(Web page and app entries)
'''
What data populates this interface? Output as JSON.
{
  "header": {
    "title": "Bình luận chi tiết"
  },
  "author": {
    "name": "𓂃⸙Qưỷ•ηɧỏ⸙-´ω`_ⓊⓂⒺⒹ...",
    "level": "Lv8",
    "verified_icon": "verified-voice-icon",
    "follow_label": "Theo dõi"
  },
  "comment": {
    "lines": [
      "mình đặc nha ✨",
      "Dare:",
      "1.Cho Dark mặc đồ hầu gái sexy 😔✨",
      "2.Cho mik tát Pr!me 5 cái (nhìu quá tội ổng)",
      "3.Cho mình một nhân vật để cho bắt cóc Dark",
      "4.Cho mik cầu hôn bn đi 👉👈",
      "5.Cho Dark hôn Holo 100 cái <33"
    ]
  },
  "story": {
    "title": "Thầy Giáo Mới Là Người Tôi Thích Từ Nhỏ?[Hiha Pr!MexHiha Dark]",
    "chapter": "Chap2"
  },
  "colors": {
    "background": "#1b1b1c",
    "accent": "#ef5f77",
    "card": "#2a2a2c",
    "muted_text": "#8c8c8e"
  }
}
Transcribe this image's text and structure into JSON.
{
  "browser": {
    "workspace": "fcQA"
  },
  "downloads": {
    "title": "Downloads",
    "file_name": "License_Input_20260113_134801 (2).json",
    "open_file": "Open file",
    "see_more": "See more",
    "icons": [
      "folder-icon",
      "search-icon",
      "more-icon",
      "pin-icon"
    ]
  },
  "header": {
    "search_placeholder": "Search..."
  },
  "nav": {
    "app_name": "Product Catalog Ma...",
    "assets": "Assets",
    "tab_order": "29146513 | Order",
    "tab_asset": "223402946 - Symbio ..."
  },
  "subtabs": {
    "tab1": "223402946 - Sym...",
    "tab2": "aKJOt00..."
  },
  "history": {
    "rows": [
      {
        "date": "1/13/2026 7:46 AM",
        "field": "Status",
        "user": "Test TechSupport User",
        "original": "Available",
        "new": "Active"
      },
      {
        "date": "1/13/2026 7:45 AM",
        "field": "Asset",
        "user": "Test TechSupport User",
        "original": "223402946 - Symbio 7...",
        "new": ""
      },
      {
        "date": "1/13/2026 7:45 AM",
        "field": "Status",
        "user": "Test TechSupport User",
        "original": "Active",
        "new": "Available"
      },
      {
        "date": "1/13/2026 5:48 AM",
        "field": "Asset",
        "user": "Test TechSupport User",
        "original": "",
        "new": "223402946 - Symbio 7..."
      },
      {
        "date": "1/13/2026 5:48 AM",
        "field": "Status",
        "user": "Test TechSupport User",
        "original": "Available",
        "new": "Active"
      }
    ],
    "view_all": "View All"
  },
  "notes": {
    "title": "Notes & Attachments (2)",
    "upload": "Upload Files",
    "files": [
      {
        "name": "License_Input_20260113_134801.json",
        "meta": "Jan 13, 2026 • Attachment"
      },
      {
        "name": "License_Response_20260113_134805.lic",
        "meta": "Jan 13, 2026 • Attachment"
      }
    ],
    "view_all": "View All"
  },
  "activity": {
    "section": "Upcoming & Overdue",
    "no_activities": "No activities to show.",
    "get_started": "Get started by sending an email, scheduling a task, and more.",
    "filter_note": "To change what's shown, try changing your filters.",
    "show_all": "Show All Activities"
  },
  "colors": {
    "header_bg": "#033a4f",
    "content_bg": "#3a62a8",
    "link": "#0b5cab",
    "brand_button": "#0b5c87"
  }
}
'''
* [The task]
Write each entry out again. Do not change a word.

* [Solution to this problem]
What data populates this interface? Output as JSON.
{
  "header": {
    "title": "Bình luận chi tiết"
  },
  "author": {
    "name": "𓂃⸙Qưỷ•ηɧỏ⸙-´ω`_ⓊⓂⒺⒹ...",
    "level": "Lv8",
    "verified_icon": "verified-voice-icon",
    "follow_label": "Theo dõi"
  },
  "comment": {
    "lines": [
      "mình đặc nha ✨",
      "Dare:",
      "1.Cho Dark mặc đồ hầu gái sexy 😔✨",
      "2.Cho mik tát Pr!me 5 cái (nhìu quá tội ổng)",
      "3.Cho mình một nhân vật để cho bắt cóc Dark",
      "4.Cho mik cầu hôn bn đi 👉👈",
      "5.Cho Dark hôn Holo 100 cái <33"
    ]
  },
  "story": {
    "title": "Thầy Giáo Mới Là Người Tôi Thích Từ Nhỏ?[Hiha Pr!MexHiha Dark]",
    "chapter": "Chap2"
  },
  "colors": {
    "background": "#1b1b1c",
    "accent": "#ef5f77",
    "card": "#2a2a2c",
    "muted_text": "#8c8c8e"
  }
}
Transcribe this image's text and structure into JSON.
{
  "browser": {
    "workspace": "fcQA"
  },
  "downloads": {
    "title": "Downloads",
    "file_name": "License_Input_20260113_134801 (2).json",
    "open_file": "Open file",
    "see_more": "See more",
    "icons": [
      "folder-icon",
      "search-icon",
      "more-icon",
      "pin-icon"
    ]
  },
  "header": {
    "search_placeholder": "Search..."
  },
  "nav": {
    "app_name": "Product Catalog Ma...",
    "assets": "Assets",
    "tab_order": "29146513 | Order",
    "tab_asset": "223402946 - Symbio ..."
  },
  "subtabs": {
    "tab1": "223402946 - Sym...",
    "tab2": "aKJOt00..."
  },
  "history": {
    "rows": [
      {
        "date": "1/13/2026 7:46 AM",
        "field": "Status",
        "user": "Test TechSupport User",
        "original": "Available",
        "new": "Active"
      },
      {
        "date": "1/13/2026 7:45 AM",
        "field": "Asset",
        "user": "Test TechSupport User",
        "original": "223402946 - Symbio 7...",
        "new": ""
      },
      {
        "date": "1/13/2026 7:45 AM",
        "field": "Status",
        "user": "Test TechSupport User",
        "original": "Active",
        "new": "Available"
      },
      {
        "date": "1/13/2026 5:48 AM",
        "field": "Asset",
        "user": "Test TechSupport User",
        "original": "",
        "new": "223402946 - Symbio 7..."
      },
      {
        "date": "1/13/2026 5:48 AM",
        "field": "Status",
        "user": "Test TechSupport User",
        "original": "Available",
        "new": "Active"
      }
    ],
    "view_all": "View All"
  },
  "notes": {
    "title": "Notes & Attachments (2)",
    "upload": "Upload Files",
    "files": [
      {
        "name": "License_Input_20260113_134801.json",
        "meta": "Jan 13, 2026 • Attachment"
      },
      {
        "name": "License_Response_20260113_134805.lic",
        "meta": "Jan 13, 2026 • Attachment"
      }
    ],
    "view_all": "View All"
  },
  "activity": {
    "section": "Upcoming & Overdue",
    "no_activities": "No activities to show.",
    "get_started": "Get started by sending an email, scheduling a task, and more.",
    "filter_note": "To change what's shown, try changing your filters.",
    "show_all": "Show All Activities"
  },
  "colors": {
    "header_bg": "#033a4f",
    "content_bg": "#3a62a8",
    "link": "#0b5cab",
    "brand_button": "#0b5c87"
  }
}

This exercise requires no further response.